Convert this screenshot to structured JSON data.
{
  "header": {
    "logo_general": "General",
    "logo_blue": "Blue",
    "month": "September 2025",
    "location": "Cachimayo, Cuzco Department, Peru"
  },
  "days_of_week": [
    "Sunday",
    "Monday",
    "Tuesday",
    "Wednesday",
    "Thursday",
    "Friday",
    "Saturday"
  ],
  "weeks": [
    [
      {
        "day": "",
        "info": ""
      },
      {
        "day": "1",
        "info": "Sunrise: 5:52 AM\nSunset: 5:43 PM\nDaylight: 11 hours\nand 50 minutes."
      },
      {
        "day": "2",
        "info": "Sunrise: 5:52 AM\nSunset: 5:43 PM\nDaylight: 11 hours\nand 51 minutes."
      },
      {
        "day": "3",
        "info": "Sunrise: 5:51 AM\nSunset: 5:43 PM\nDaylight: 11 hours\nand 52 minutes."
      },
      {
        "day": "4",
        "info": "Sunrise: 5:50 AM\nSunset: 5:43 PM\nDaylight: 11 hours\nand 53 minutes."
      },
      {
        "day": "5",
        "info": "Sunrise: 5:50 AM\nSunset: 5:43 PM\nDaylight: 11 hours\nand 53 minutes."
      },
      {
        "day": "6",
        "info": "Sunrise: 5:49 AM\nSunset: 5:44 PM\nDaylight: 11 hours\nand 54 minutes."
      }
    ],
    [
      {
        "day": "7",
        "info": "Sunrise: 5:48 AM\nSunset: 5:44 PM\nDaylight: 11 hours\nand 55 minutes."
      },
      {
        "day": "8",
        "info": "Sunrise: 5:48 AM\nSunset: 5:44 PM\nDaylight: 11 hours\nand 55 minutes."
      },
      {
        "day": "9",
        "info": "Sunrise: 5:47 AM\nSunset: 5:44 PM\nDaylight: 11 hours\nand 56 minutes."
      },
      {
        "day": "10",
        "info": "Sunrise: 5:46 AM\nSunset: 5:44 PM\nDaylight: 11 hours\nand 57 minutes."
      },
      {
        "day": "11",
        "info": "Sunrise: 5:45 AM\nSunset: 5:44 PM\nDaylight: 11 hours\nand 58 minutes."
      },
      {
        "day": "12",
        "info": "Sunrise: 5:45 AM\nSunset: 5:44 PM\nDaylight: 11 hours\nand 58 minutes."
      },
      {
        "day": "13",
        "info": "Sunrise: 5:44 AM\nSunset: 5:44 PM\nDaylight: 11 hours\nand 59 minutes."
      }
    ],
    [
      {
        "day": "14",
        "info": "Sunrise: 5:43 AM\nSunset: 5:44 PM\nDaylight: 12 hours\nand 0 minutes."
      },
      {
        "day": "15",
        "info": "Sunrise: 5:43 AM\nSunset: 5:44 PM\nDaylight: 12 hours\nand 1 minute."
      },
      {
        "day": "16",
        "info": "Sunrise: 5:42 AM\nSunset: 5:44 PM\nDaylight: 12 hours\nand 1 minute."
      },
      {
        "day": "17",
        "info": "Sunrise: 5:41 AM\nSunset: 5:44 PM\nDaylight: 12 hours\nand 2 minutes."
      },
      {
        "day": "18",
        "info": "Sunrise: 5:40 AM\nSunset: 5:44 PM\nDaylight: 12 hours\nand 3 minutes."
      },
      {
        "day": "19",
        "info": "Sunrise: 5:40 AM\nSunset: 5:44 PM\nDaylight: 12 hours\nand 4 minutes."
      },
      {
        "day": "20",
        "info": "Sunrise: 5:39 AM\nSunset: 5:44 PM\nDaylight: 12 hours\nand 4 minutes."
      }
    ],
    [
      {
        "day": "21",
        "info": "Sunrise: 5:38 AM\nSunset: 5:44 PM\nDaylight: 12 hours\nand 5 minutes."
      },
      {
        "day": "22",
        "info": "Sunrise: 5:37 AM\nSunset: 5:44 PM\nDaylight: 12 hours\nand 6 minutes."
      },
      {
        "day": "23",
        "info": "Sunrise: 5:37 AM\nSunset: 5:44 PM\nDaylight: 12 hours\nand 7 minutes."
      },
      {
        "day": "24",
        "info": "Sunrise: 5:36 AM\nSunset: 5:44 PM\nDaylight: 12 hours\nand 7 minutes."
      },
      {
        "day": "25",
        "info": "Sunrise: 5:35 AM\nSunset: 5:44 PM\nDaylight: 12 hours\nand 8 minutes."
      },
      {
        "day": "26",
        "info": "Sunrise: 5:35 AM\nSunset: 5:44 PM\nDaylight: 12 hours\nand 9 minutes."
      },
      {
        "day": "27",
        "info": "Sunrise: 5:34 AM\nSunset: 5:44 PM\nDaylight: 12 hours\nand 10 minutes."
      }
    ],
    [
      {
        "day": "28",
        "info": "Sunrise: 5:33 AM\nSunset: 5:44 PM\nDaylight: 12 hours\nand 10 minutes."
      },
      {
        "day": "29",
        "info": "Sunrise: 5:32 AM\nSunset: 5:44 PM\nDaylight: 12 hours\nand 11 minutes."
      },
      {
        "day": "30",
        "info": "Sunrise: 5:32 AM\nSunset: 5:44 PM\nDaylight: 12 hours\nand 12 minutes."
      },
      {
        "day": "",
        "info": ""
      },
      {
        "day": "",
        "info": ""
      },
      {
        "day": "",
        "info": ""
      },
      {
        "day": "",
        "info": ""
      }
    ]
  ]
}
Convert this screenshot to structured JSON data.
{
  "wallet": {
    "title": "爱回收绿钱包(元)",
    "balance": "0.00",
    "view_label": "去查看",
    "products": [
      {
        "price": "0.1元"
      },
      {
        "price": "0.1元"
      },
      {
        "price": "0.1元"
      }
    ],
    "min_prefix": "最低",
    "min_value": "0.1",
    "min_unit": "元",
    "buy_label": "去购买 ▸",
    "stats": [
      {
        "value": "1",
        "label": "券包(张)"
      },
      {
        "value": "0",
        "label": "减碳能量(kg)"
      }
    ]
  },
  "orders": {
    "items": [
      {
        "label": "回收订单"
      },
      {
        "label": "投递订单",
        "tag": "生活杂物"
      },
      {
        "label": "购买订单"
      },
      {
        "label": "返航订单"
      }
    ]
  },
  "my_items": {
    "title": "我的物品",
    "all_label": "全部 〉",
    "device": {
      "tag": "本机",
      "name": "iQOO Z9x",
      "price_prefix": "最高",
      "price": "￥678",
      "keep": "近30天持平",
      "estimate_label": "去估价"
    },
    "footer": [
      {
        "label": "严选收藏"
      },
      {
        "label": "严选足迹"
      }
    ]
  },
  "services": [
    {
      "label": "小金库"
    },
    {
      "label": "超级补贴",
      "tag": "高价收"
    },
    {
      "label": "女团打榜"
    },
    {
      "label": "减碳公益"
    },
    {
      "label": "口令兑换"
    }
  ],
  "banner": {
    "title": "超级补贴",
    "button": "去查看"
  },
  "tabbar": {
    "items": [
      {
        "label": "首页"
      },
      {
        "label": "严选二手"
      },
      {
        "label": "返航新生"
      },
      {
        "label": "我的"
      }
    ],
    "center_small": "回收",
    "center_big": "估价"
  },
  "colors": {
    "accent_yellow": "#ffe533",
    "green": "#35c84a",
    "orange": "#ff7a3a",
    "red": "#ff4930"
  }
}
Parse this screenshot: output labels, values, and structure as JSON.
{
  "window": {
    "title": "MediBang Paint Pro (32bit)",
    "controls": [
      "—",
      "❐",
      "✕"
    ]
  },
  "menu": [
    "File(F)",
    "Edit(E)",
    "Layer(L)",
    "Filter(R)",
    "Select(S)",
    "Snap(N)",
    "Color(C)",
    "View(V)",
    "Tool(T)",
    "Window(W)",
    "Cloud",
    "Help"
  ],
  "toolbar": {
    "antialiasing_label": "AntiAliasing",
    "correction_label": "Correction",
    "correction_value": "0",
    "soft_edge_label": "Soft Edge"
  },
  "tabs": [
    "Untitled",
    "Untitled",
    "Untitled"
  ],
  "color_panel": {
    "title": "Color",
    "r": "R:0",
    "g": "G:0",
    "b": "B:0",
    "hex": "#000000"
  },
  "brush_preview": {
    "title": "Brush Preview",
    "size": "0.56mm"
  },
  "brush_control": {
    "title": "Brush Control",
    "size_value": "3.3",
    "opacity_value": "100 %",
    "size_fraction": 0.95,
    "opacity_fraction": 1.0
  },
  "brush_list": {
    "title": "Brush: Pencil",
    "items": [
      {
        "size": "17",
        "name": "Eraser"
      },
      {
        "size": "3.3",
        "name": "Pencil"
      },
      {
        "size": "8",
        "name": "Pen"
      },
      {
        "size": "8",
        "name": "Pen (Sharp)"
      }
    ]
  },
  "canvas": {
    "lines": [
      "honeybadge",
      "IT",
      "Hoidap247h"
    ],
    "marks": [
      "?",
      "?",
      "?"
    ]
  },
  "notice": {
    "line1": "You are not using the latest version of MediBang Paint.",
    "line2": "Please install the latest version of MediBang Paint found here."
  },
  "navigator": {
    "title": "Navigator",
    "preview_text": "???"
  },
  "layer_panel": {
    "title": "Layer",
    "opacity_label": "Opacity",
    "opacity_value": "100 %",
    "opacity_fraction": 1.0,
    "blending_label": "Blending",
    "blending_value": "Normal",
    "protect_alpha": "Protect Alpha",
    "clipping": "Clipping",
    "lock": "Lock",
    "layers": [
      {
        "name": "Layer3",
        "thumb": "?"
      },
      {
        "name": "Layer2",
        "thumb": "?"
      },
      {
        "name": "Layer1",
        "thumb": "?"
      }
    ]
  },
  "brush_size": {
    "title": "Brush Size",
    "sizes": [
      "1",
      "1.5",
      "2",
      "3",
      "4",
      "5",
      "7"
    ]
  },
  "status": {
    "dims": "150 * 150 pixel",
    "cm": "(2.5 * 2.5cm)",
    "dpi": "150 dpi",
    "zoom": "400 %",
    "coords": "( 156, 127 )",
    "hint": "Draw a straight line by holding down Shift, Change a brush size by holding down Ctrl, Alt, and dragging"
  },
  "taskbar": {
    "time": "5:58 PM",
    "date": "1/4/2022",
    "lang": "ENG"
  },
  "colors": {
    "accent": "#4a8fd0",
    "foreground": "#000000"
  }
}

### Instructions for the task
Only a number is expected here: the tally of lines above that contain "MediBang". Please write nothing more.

### Solved problem
3